Over the past month or so myself and a few others from the British Youth Council have been fortunate enough to be UK delegates for the Commonwealth Youth Forum (CYF), which took place in April this year as apart of the Commonwealth Heads of Government Meeting in London. Our ages ranged between 18 to 30 years, and the forum gave us an opportunity to interact with young people from other countries in the Commonwealth.
The UK delegates started off their journey on the 12th of March, which was Commonwealth Day, we were fortunate enough to be invited to Number 10 Downing Street for a private Q and A with Lord Ahmed who is the current Minister of State for the Commonwealth and the UN. He gave us an insight to what the Commonwealth is about, the work they do and how fundamental young people are to the Commonwealth due to the fact 60% of the Commonwealth’s population is aged 18-30. We also attended a mixed faith service at Westminster Abbey which celebrated the cultural diversity of the Commonwealth with vibrant performances and readings.
On Sunday 15th April a majority of the delegates from across the Commonwealth then gathered in London for the starting of the Commonwealth Forum on the Monday. For the youth forum there was an outreach task that took place at London City Hall and was hosted by the UK’s National Citizenship Service (NCS). The day was opened by the CEO of NCS, Michael Lynas, who spoke to us about the origins and purpose of the programme. Sunday was the first time that all delegates met each other from across the Commonwealth. To be mixed in with an array of cultures, given a set of tasks to achieve in a short amount of time; we bonded quickly while learning about the differences between the Commonwealth countries. We also received sessions from Bite the Ballot later in the day, which covered a range of topics from climate change to security.
The Forum itself started on Monday with speeches from Prince Harry, as a Youth Ambassador to the Commonwealth, Kishva Ambigapathy the Chair of the Commonwealth Youth Council, Anna Barker Chair of the British Youth Council, UN Youth Envoy Jayathma Wickramanayake and Secretary of State for Education Damian Hinds. The delegates then moved into sessions that were based around the core themes of CHOGM.
The four themes were; Fairness, Sustainability, Security and Prosperity. I attended the Sustainability session on the Monday which looked at designing actions plans to implement a policy of educating and recruiting citizens to be involved in Blue (oceans) and Green (agricultural) economies. In my group we devised the plan of creating a network of professionals to educate groups of people in countries across the Commonwealth and have them deliver sessions about blue and green economies in schools and other places of education across the Commonwealth. The professionals would then work with corporate and international companies to educate in how to develop their environmentally friendly and sustainable practices. On the Wednesday at the Youth Forum’s General Assembly our action plan was accepted after discussion and a vote. The four workshops ran throughout Monday and Tuesday in a similar structure. Fairness looked at ways to enable every person to have equal opportunities and be treated equally by their governments. The security sessions looked at new online cyber-crime threats and how we were to resolve and reduce the problems they are causing.

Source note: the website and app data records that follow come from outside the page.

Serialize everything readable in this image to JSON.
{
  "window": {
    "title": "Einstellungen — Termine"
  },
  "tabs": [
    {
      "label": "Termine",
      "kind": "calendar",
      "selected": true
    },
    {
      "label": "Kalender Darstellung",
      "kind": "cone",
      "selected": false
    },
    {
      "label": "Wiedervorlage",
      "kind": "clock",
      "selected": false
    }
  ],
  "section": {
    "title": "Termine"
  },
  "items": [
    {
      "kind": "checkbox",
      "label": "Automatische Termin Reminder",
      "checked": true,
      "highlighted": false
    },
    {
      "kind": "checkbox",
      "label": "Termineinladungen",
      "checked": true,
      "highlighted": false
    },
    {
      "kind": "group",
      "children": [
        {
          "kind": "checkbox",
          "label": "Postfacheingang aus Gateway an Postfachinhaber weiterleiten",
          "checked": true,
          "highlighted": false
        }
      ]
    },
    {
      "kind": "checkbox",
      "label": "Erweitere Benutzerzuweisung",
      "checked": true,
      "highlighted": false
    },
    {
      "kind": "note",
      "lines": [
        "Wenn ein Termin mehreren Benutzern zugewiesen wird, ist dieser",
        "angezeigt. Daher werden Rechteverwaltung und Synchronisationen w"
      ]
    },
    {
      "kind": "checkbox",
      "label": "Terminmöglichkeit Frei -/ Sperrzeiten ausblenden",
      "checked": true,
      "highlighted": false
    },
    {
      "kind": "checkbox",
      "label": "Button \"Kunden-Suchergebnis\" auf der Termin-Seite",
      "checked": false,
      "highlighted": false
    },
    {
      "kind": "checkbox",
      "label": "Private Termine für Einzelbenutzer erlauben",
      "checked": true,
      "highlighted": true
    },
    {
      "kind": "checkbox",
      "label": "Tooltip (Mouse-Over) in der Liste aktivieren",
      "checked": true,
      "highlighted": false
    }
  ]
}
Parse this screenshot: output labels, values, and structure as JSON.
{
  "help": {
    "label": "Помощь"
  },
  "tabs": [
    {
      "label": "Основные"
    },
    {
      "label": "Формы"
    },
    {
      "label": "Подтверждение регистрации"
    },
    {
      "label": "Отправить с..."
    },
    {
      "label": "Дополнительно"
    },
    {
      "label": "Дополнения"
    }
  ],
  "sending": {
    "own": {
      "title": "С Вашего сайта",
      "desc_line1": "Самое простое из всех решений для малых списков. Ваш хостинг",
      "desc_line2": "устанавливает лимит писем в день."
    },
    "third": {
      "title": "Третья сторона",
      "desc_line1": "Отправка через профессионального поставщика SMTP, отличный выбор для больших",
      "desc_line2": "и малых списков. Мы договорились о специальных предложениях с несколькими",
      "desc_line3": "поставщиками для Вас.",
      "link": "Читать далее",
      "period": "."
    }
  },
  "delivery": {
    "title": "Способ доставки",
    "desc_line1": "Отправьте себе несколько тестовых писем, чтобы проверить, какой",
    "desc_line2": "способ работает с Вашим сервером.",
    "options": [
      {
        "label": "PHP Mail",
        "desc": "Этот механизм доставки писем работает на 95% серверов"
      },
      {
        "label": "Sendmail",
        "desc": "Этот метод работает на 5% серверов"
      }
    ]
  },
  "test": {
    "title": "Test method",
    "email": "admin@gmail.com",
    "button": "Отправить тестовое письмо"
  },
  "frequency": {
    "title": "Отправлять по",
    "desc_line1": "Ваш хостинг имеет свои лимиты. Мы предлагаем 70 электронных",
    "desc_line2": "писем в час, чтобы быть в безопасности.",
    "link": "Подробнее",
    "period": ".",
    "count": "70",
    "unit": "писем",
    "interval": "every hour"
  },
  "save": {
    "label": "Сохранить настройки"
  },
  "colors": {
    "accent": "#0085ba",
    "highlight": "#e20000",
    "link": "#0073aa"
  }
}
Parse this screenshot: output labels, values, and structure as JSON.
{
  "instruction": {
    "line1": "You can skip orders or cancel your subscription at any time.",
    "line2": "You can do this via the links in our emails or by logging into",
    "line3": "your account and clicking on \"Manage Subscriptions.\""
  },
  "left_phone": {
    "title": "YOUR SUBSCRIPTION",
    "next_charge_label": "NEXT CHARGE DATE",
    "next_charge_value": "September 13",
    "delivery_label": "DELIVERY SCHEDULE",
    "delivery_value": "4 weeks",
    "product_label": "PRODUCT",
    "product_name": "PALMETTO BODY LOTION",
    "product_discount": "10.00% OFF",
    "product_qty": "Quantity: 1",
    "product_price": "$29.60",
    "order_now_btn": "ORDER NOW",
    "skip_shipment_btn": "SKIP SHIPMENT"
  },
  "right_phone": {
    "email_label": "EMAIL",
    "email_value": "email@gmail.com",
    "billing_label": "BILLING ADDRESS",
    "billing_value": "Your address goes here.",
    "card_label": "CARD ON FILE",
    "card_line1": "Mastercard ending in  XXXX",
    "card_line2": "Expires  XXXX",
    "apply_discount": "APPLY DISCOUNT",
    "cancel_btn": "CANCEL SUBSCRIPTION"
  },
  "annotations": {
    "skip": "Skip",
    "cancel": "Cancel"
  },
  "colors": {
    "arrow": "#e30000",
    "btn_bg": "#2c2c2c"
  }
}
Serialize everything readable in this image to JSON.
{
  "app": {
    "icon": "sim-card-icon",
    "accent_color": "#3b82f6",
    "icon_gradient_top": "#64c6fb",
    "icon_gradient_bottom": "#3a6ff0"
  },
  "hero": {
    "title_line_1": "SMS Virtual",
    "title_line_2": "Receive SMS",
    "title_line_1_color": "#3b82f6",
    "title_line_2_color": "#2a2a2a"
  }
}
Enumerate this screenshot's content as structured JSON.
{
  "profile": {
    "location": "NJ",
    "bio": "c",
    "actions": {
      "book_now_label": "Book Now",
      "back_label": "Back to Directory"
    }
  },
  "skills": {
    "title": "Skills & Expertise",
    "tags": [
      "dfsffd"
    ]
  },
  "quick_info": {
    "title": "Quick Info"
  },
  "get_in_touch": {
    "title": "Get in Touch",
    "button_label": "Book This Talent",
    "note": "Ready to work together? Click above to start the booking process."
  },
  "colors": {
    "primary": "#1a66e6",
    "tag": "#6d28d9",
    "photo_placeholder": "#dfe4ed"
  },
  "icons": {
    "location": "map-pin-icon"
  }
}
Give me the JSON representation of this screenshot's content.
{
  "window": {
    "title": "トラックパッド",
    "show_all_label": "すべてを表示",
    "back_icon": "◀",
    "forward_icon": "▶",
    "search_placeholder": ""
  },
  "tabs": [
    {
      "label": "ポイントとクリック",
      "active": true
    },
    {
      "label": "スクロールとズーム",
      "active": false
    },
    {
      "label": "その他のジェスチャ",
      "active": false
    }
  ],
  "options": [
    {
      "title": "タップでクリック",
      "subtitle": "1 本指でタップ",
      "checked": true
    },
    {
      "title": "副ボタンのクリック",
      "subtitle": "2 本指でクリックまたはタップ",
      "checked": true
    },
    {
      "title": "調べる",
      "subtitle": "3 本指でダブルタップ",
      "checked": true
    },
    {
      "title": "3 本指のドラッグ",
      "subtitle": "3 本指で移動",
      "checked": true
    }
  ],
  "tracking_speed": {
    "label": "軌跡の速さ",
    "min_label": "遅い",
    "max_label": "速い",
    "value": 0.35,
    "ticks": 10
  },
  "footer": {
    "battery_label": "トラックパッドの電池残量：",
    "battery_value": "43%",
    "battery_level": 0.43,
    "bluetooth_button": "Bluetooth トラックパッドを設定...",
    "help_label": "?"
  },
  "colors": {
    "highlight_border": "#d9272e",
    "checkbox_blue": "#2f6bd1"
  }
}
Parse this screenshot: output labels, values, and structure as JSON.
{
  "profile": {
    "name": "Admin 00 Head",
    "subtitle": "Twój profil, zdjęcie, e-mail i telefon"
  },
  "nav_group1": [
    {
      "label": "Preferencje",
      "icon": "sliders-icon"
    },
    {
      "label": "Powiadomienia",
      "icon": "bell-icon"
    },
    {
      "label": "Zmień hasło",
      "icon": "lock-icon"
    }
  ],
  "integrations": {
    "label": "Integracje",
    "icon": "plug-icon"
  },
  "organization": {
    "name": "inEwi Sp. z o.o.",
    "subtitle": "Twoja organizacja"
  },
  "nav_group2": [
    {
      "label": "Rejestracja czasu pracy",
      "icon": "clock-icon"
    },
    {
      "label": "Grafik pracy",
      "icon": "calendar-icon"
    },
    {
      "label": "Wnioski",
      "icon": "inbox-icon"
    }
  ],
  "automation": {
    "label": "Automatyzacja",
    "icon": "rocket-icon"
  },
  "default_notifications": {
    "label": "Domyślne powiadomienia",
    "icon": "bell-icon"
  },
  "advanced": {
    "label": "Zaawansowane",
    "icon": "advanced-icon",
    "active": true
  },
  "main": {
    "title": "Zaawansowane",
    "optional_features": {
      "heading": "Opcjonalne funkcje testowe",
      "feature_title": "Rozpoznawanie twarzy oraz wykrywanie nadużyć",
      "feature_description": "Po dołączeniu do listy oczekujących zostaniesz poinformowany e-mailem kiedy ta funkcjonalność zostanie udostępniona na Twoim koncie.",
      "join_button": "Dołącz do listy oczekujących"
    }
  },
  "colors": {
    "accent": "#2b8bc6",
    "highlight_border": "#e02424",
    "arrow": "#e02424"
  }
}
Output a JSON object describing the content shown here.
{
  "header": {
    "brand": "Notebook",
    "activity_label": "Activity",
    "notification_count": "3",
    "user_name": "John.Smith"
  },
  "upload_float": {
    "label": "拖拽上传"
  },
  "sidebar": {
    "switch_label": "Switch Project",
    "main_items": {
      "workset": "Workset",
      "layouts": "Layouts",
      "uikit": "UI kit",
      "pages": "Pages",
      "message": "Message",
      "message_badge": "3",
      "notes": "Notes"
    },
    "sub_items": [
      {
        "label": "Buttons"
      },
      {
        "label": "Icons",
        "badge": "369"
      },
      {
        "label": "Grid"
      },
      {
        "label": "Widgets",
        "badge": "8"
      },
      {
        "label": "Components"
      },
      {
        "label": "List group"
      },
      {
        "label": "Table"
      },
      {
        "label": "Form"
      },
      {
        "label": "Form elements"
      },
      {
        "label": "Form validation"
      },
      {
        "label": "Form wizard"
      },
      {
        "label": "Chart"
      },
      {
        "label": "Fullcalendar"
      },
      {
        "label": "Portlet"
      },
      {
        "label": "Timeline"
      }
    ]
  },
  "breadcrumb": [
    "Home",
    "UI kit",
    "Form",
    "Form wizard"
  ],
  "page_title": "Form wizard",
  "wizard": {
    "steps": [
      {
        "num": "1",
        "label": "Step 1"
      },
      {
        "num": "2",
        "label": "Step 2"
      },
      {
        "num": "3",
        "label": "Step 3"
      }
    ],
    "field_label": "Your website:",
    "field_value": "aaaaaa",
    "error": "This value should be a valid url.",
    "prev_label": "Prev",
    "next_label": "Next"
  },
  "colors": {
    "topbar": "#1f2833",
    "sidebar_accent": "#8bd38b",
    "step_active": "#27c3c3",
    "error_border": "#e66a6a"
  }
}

While the prosperity sessions looked at the in balance of big and small economies across the Commonwealth and the ways that it can be solved.
On Monday evening there was a cross forum ‘Welcome to the UK’ reception, which gave an opportunity for the youth forum to interact with the Peoples, Women’s and Business forums. As well as hear a welcoming speech from Prince William and performances from a gospel choir and Ellie Goulding.
On the Tuesday, there was another cross forum event which was a panel formed of Prime Minister Theresa May, Bill Gates, Commonwealth Secretary-General, Patricia Scotland and the Prime Minister of Jamaica, Andrew Holmes. Prime Minister Theresa May stressed the importance of young people and their views across the Commonwealth and announced that she will be supporting decriminalising homosexual relationships within the 36 Commonwealth countries that still criminalise LGBT persons. Bill Gates spoke to us about the work of him and his wife’s foundation to help eradicate Polio and hopefully Malaria across Commonwealth and other countries, and the level of success they have achieved. The forums then split off and carried on with their conversations in sessions on the conferences core four themes.
Wednesday was the last day of the forum, the Commonwealth General Assembly, which has two representatives from every country. They heard all of the action plans from the workshops on Monday and Tuesday, passing the ones they preferred. During the General Assembly there were also a series of skill building workshops for the delegates to participate in.
A massive part of the forum was on the social and networking side. The large amount of young people from across the Commonwealth together gave an opportunity for myself and the other delegates to hear about other projects that are going on in the Commonwealth. When talking to other countries such as Kenya, Canada, Australia and Jamaica we found that they have similar key issues in their countries such as mental health, education and youth participation. Talking to each other gave us a chance to learn what policies and practises are working, why they are working and ways to implement their best practises in the UK. The designated networking and social time within the forum gave a chance to make contacts across the Commonwealth, and since the conference have continued.
The Commonwealth Youth Forum was a fantastic opportunity and experience, which has influenced the way myself and the other delegates think about the Commonwealth and the work that goes on inside it. It has also open many doors to creating international projects on commonly shared topics.